Data to process =
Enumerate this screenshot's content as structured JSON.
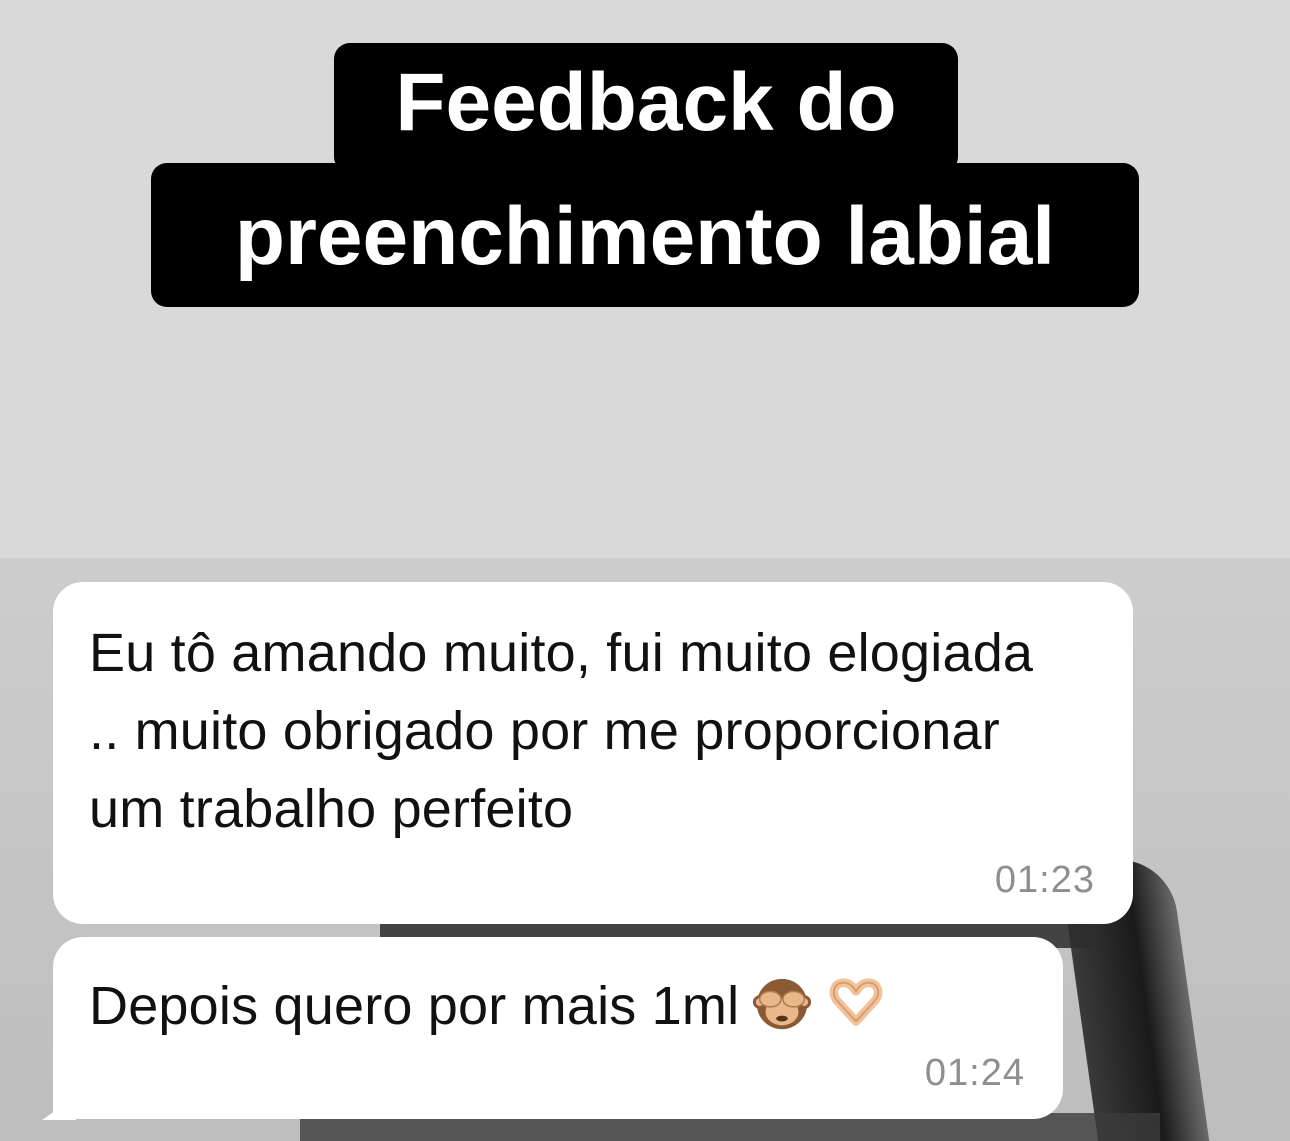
{
  "title": {
    "line1": "Feedback do",
    "line2": "preenchimento labial"
  },
  "messages": [
    {
      "text": "Eu tô amando muito, fui muito elogiada .. muito obrigado por me proporcionar um trabalho perfeito",
      "time": "01:23"
    },
    {
      "text": "Depois quero por mais 1ml",
      "emojis": [
        "see-no-evil-monkey",
        "heart-hands"
      ],
      "time": "01:24"
    }
  ],
  "colors": {
    "top_background": "#d9d9d9",
    "title_background": "#000000",
    "title_text": "#ffffff",
    "bubble_background": "#ffffff",
    "timestamp_text": "#8e8e8e"
  }
}
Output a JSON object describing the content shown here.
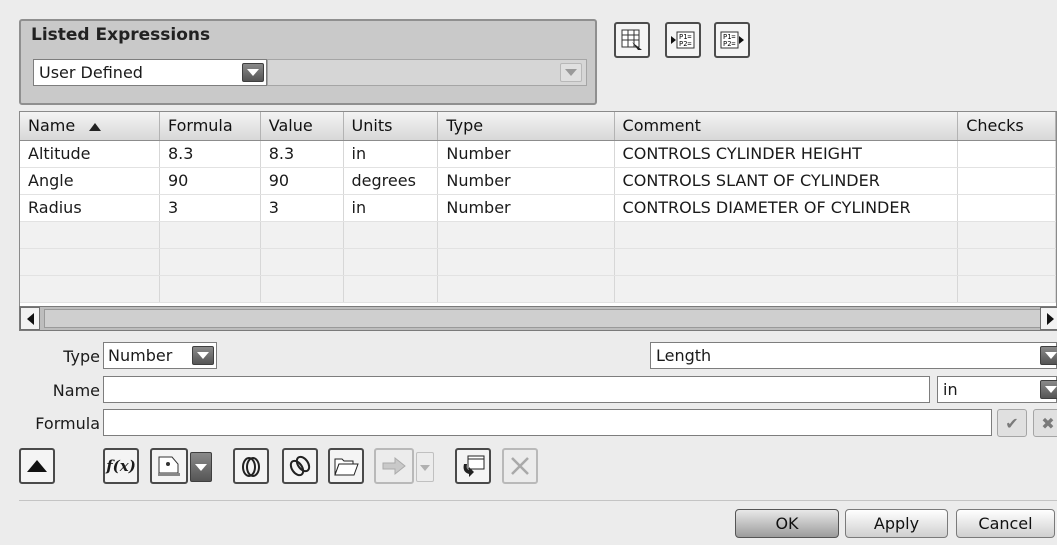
{
  "group": {
    "title": "Listed Expressions",
    "filter_value": "User Defined",
    "secondary_value": ""
  },
  "table": {
    "columns": [
      "Name",
      "Formula",
      "Value",
      "Units",
      "Type",
      "Comment",
      "Checks"
    ],
    "rows": [
      {
        "name": "Altitude",
        "formula": "8.3",
        "value": "8.3",
        "units": "in",
        "type": "Number",
        "comment": "CONTROLS CYLINDER HEIGHT",
        "checks": ""
      },
      {
        "name": "Angle",
        "formula": "90",
        "value": "90",
        "units": "degrees",
        "type": "Number",
        "comment": "CONTROLS SLANT OF CYLINDER",
        "checks": ""
      },
      {
        "name": "Radius",
        "formula": "3",
        "value": "3",
        "units": "in",
        "type": "Number",
        "comment": "CONTROLS DIAMETER OF CYLINDER",
        "checks": ""
      }
    ]
  },
  "editor": {
    "type_label": "Type",
    "type_value": "Number",
    "dimension_value": "Length",
    "name_label": "Name",
    "name_value": "",
    "units_value": "in",
    "formula_label": "Formula",
    "formula_value": ""
  },
  "toolbar": {
    "fx_label": "f(x)"
  },
  "buttons": {
    "ok": "OK",
    "apply": "Apply",
    "cancel": "Cancel"
  }
}
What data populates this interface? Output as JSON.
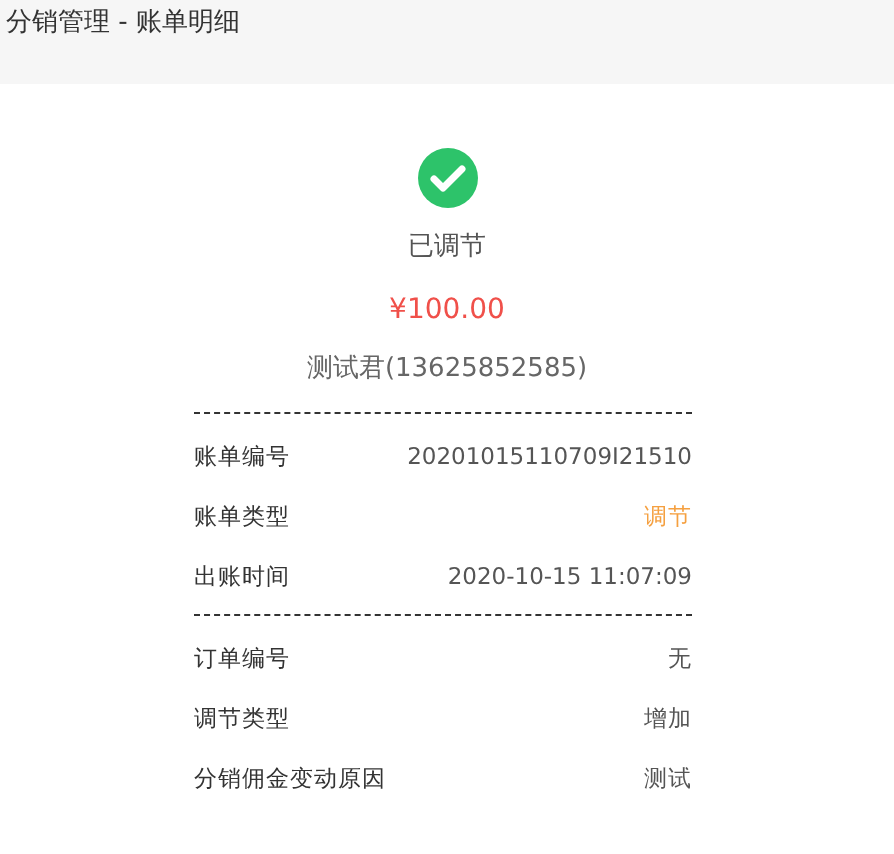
{
  "header": {
    "title": "分销管理 - 账单明细"
  },
  "summary": {
    "status": "已调节",
    "amount": "¥100.00",
    "person": "测试君(13625852585)"
  },
  "sections": [
    {
      "rows": [
        {
          "label": "账单编号",
          "value": "20201015110709I21510",
          "kind": "plain"
        },
        {
          "label": "账单类型",
          "value": "调节",
          "kind": "accent"
        },
        {
          "label": "出账时间",
          "value": "2020-10-15 11:07:09",
          "kind": "plain"
        }
      ]
    },
    {
      "rows": [
        {
          "label": "订单编号",
          "value": "无",
          "kind": "plain"
        },
        {
          "label": "调节类型",
          "value": "增加",
          "kind": "plain"
        },
        {
          "label": "分销佣金变动原因",
          "value": "测试",
          "kind": "plain"
        }
      ]
    }
  ]
}
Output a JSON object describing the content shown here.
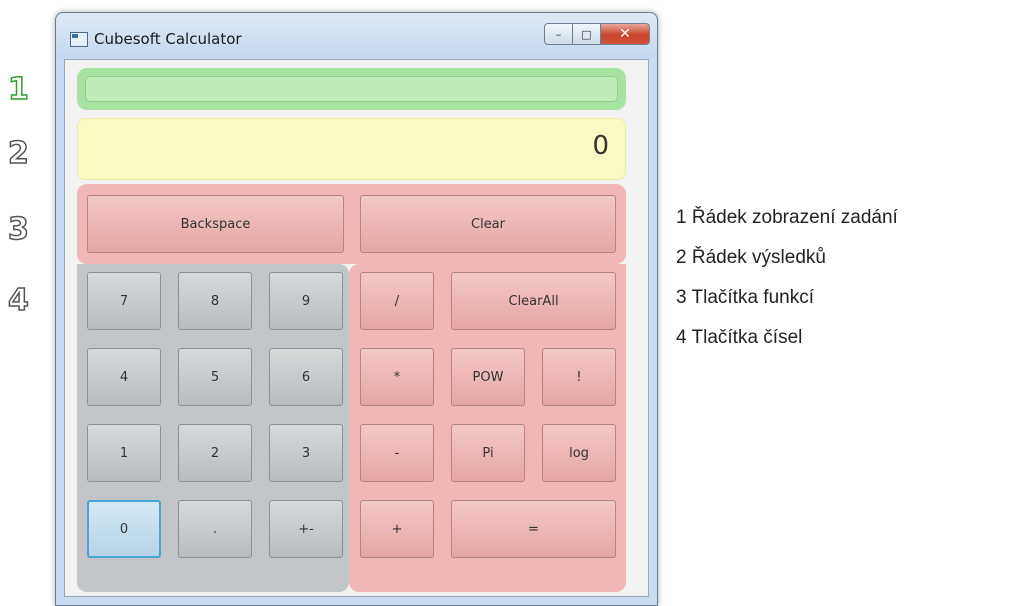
{
  "markers": [
    "1",
    "2",
    "3",
    "4"
  ],
  "window": {
    "title": "Cubesoft Calculator",
    "caption": {
      "minimize": "–",
      "maximize": "□",
      "close": "✕"
    }
  },
  "display": {
    "input": "",
    "result": "0"
  },
  "function_buttons": {
    "backspace": "Backspace",
    "clear": "Clear"
  },
  "number_buttons": {
    "n7": "7",
    "n8": "8",
    "n9": "9",
    "n4": "4",
    "n5": "5",
    "n6": "6",
    "n1": "1",
    "n2": "2",
    "n3": "3",
    "n0": "0",
    "dot": ".",
    "sign": "+-"
  },
  "operator_buttons": {
    "divide": "/",
    "clearall": "ClearAll",
    "multiply": "*",
    "pow": "POW",
    "factorial": "!",
    "minus": "-",
    "pi": "Pi",
    "log": "log",
    "plus": "+",
    "equals": "="
  },
  "legend": [
    "1 Řádek zobrazení zadání",
    "2 Řádek výsledků",
    "3 Tlačítka funkcí",
    "4 Tlačítka čísel"
  ],
  "colors": {
    "input_zone": "#a6e3a0",
    "result_zone": "#fbf9c3",
    "function_zone": "#f2b6b6",
    "number_zone": "#c2c6c8",
    "focus_border": "#4aa3d3"
  },
  "icons": {
    "app": "calculator-window-icon",
    "minimize": "minimize-icon",
    "maximize": "maximize-icon",
    "close": "close-icon"
  }
}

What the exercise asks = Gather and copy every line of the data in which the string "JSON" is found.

Task result =
Enumerate this screenshot's content as structured JSON.
Output a JSON object describing the content shown here.
What data populates this interface? Output as JSON.
Output a JSON object describing the content shown here.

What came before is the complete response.